→ HOW TO COMPLETE THIS TASK
Find the lines holding the string "dropdown" in the data, then copy all of them.

*** DATA IN THIS EXERCISE ***

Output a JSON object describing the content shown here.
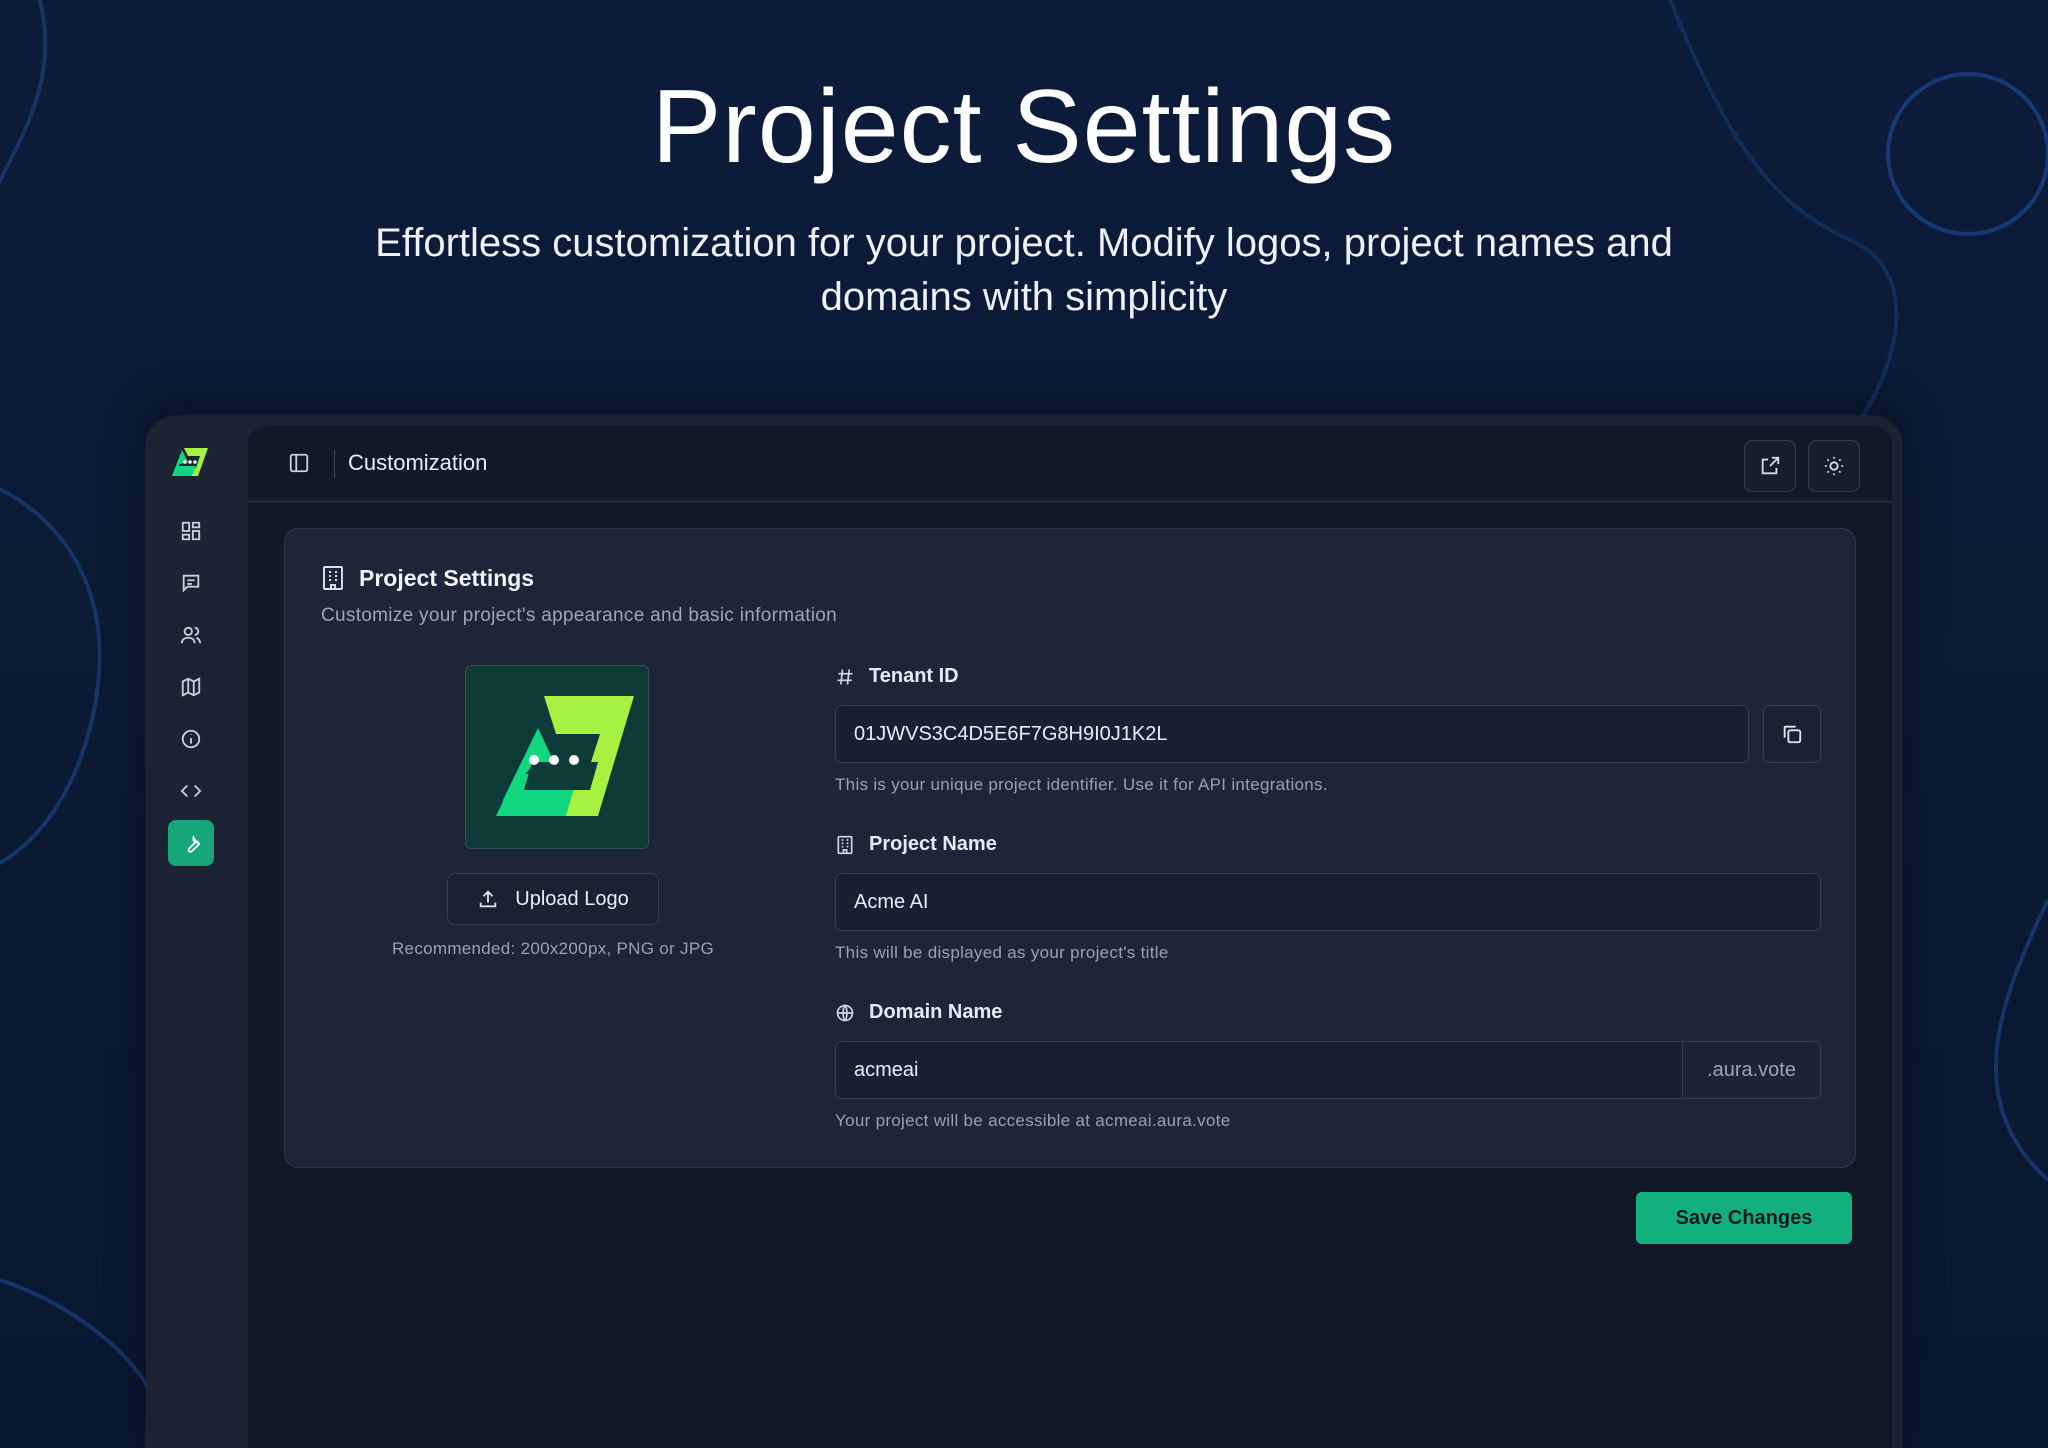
{
  "hero": {
    "title": "Project Settings",
    "subtitle": "Effortless customization for your project. Modify logos, project names and domains with simplicity"
  },
  "rail": {
    "items": [
      {
        "icon": "dashboard-icon"
      },
      {
        "icon": "message-icon"
      },
      {
        "icon": "users-icon"
      },
      {
        "icon": "map-icon"
      },
      {
        "icon": "info-icon"
      },
      {
        "icon": "code-icon"
      },
      {
        "icon": "wrench-icon",
        "active": true
      }
    ]
  },
  "topbar": {
    "title": "Customization",
    "buttons": [
      "external-link-icon",
      "sun-icon"
    ]
  },
  "card": {
    "title": "Project Settings",
    "description": "Customize your project's appearance and basic information",
    "upload_label": "Upload Logo",
    "upload_hint": "Recommended: 200x200px, PNG or JPG"
  },
  "fields": {
    "tenant": {
      "label": "Tenant ID",
      "value": "01JWVS3C4D5E6F7G8H9I0J1K2L",
      "helper": "This is your unique project identifier. Use it for API integrations."
    },
    "project_name": {
      "label": "Project Name",
      "value": "Acme AI",
      "helper": "This will be displayed as your project's title"
    },
    "domain": {
      "label": "Domain Name",
      "value": "acmeai",
      "suffix": ".aura.vote",
      "helper": "Your project will be accessible at acmeai.aura.vote"
    }
  },
  "actions": {
    "save_label": "Save Changes"
  },
  "colors": {
    "accent": "#12b07e",
    "logo_green": "#10d680",
    "logo_lime": "#a6f241",
    "background": "#0b1a35"
  }
}
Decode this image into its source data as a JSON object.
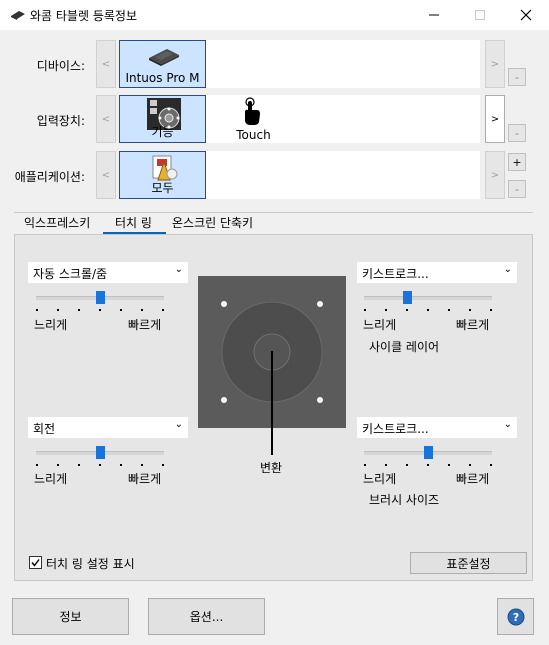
{
  "window": {
    "title": "와콤 타블렛 등록정보"
  },
  "rows": {
    "device": {
      "label": "디바이스:",
      "tile": "Intuos Pro M"
    },
    "input": {
      "label": "입력장치:",
      "tile": "기능",
      "second": "Touch"
    },
    "app": {
      "label": "애플리케이션:",
      "tile": "모두"
    }
  },
  "side_buttons": {
    "minus": "-",
    "plus": "+"
  },
  "arrows": {
    "left": "<",
    "right": ">"
  },
  "tabs": [
    "익스프레스키",
    "터치 링",
    "온스크린 단축키"
  ],
  "ring": {
    "tl": {
      "dropdown": "자동 스크롤/줌",
      "slow": "느리게",
      "fast": "빠르게",
      "level": 0.5
    },
    "bl": {
      "dropdown": "회전",
      "slow": "느리게",
      "fast": "빠르게",
      "level": 0.5
    },
    "tr": {
      "dropdown": "키스트로크...",
      "slow": "느리게",
      "fast": "빠르게",
      "level": 0.33,
      "caption": "사이클 레이어"
    },
    "br": {
      "dropdown": "키스트로크...",
      "slow": "느리게",
      "fast": "빠르게",
      "level": 0.5,
      "caption": "브러시 사이즈"
    },
    "center_label": "변환"
  },
  "show_settings": {
    "label": "터치 링 설정 표시",
    "checked": true
  },
  "default_button": "표준설정",
  "footer": {
    "about": "정보",
    "options": "옵션...",
    "help": "?"
  }
}
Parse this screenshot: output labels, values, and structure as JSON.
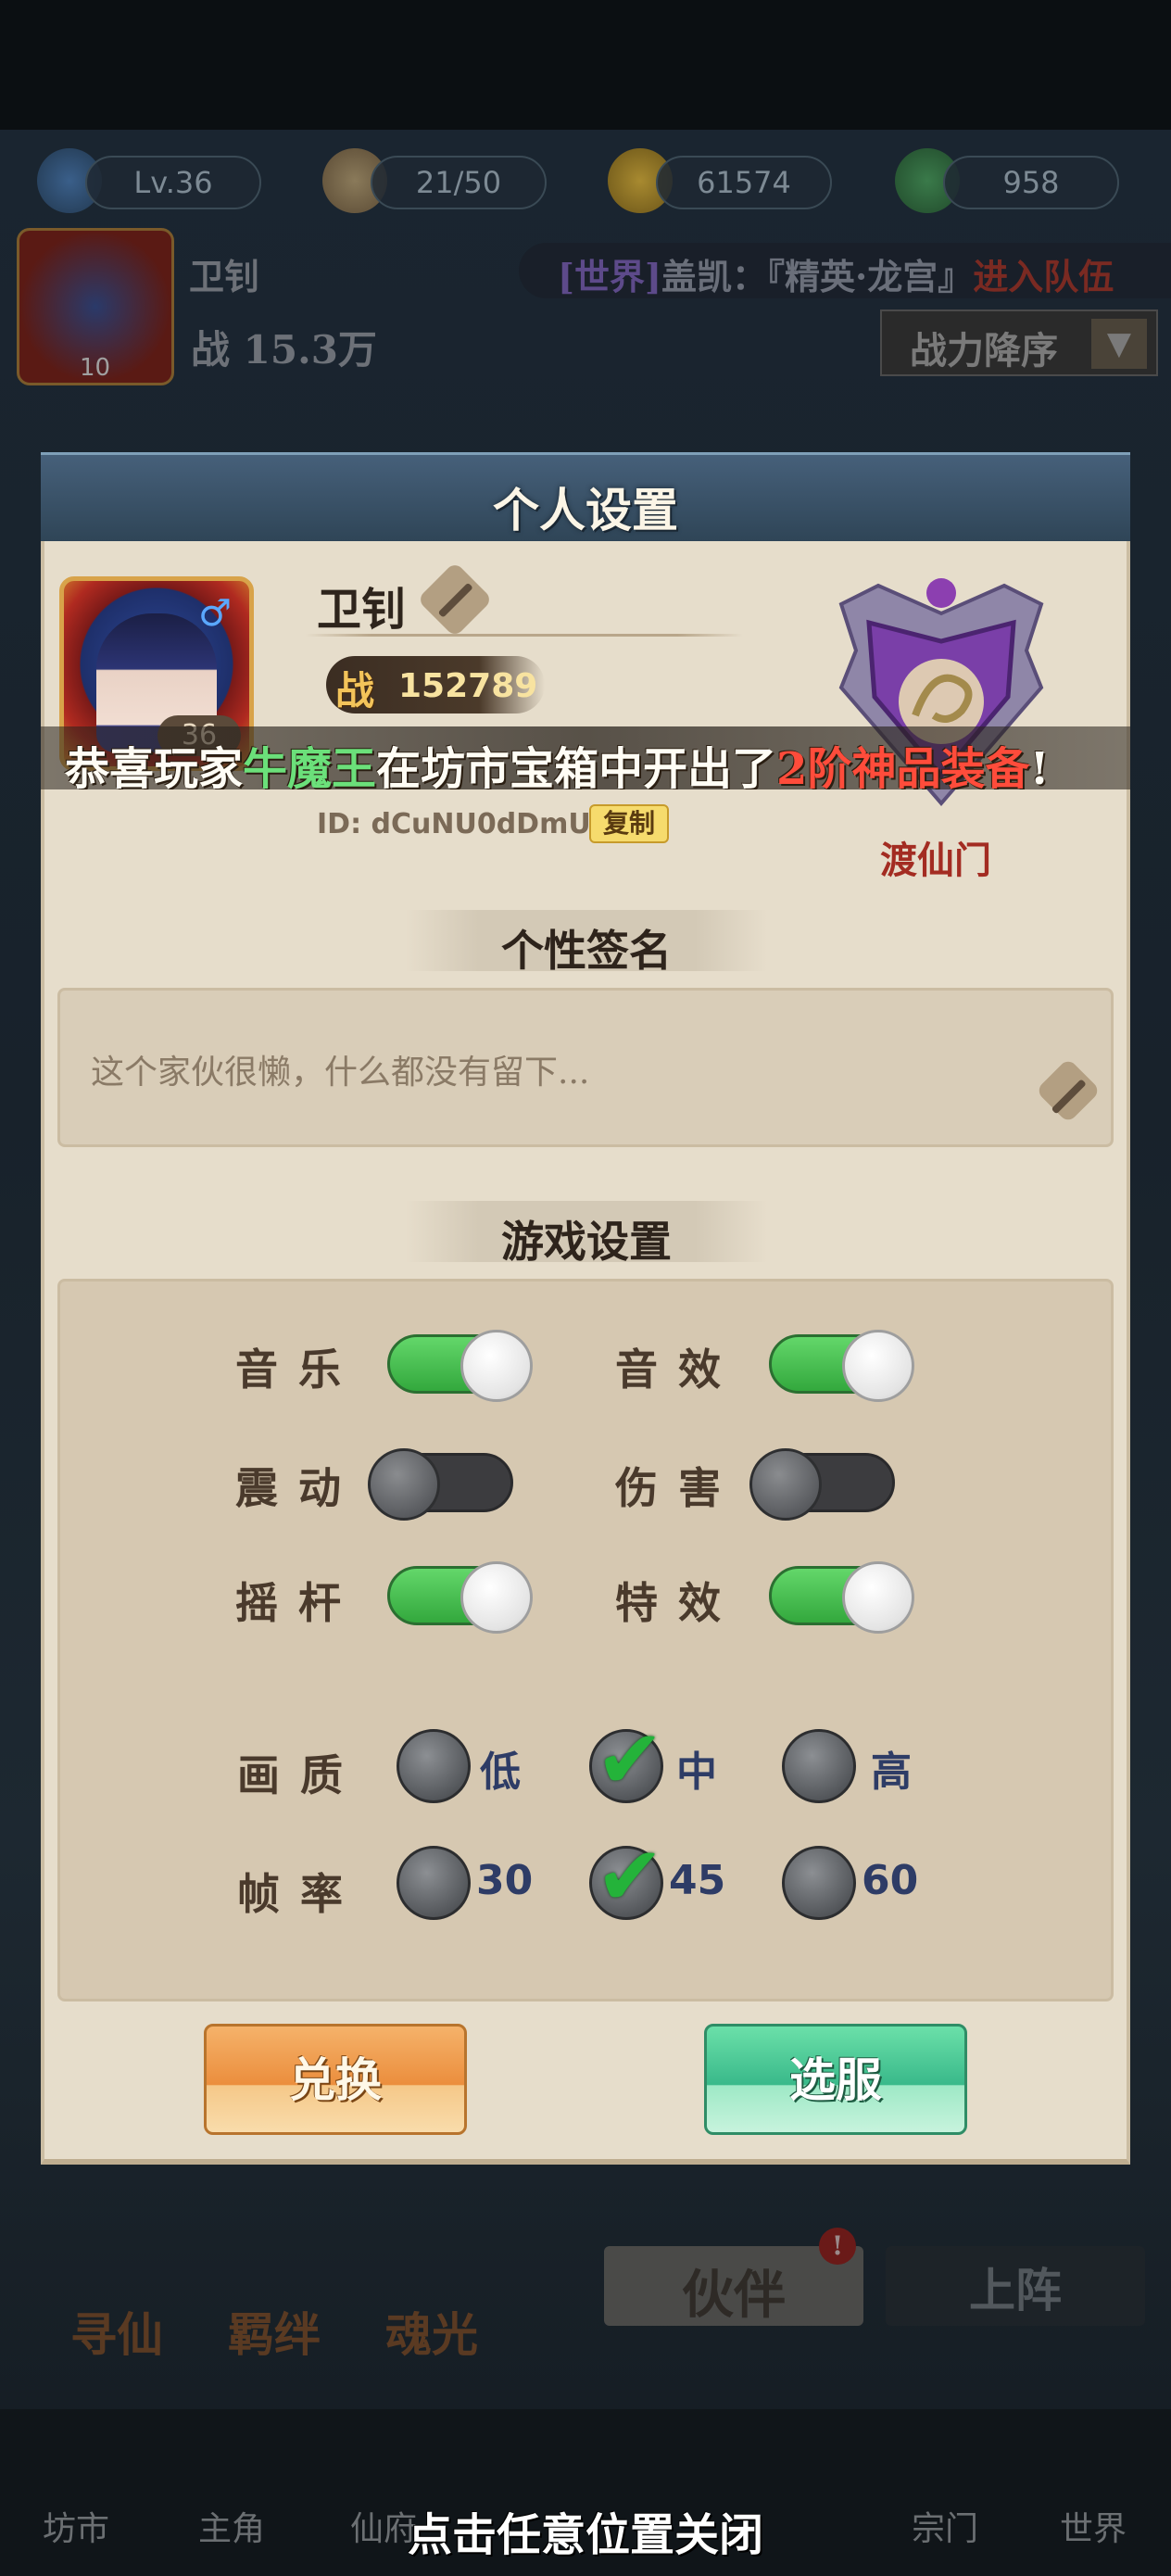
{
  "hud": {
    "level": "Lv.36",
    "stamina": "21/50",
    "coins": "61574",
    "gems": "958",
    "player_name": "卫钊",
    "power": "战 15.3万",
    "avatar_level": "10",
    "chat_channel": "[世界]",
    "chat_message": "盖凯：『精英·龙宫』",
    "chat_action": "进入队伍",
    "sort_label": "战力降序"
  },
  "background": {
    "tab_partner": "伙伴",
    "tab_deploy": "上阵",
    "round_buttons": [
      "寻仙",
      "羁绊",
      "魂光"
    ],
    "nav": [
      "坊市",
      "主角",
      "仙府",
      "",
      "宗门",
      "世界"
    ]
  },
  "modal": {
    "title": "个人设置",
    "player_name": "卫钊",
    "level": "36",
    "power_label": "战",
    "power_value": "152789",
    "id_text": "ID: dCuNU0dDmU",
    "copy_label": "复制",
    "sect_name": "渡仙门",
    "signature_header": "个性签名",
    "signature_text": "这个家伙很懒，什么都没有留下...",
    "settings_header": "游戏设置",
    "toggles": [
      {
        "label": "音乐",
        "state": "on"
      },
      {
        "label": "音效",
        "state": "on"
      },
      {
        "label": "震动",
        "state": "off"
      },
      {
        "label": "伤害",
        "state": "off"
      },
      {
        "label": "摇杆",
        "state": "on"
      },
      {
        "label": "特效",
        "state": "on"
      }
    ],
    "quality": {
      "label": "画质",
      "options": [
        "低",
        "中",
        "高"
      ],
      "selected": "中"
    },
    "framerate": {
      "label": "帧率",
      "options": [
        "30",
        "45",
        "60"
      ],
      "selected": "45"
    },
    "redeem_button": "兑换",
    "server_button": "选服"
  },
  "marquee": {
    "prefix": "恭喜玩家",
    "player": "牛魔王",
    "middle": "在坊市宝箱中开出了",
    "item": "2阶神品装备",
    "suffix": "!"
  },
  "close_hint": "点击任意位置关闭",
  "colors": {
    "toggle_on": "#33a83d",
    "check": "#24b33a",
    "sect_name": "#a32c22",
    "marquee_highlight_green": "#6be07a",
    "marquee_highlight_red": "#ff4c3b"
  }
}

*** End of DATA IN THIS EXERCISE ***

→ EXERCISE RESPONSE
      "dropdown": "자동 스크롤/줌",
      "dropdown": "회전",
      "dropdown": "키스트로크...",
      "dropdown": "키스트로크...",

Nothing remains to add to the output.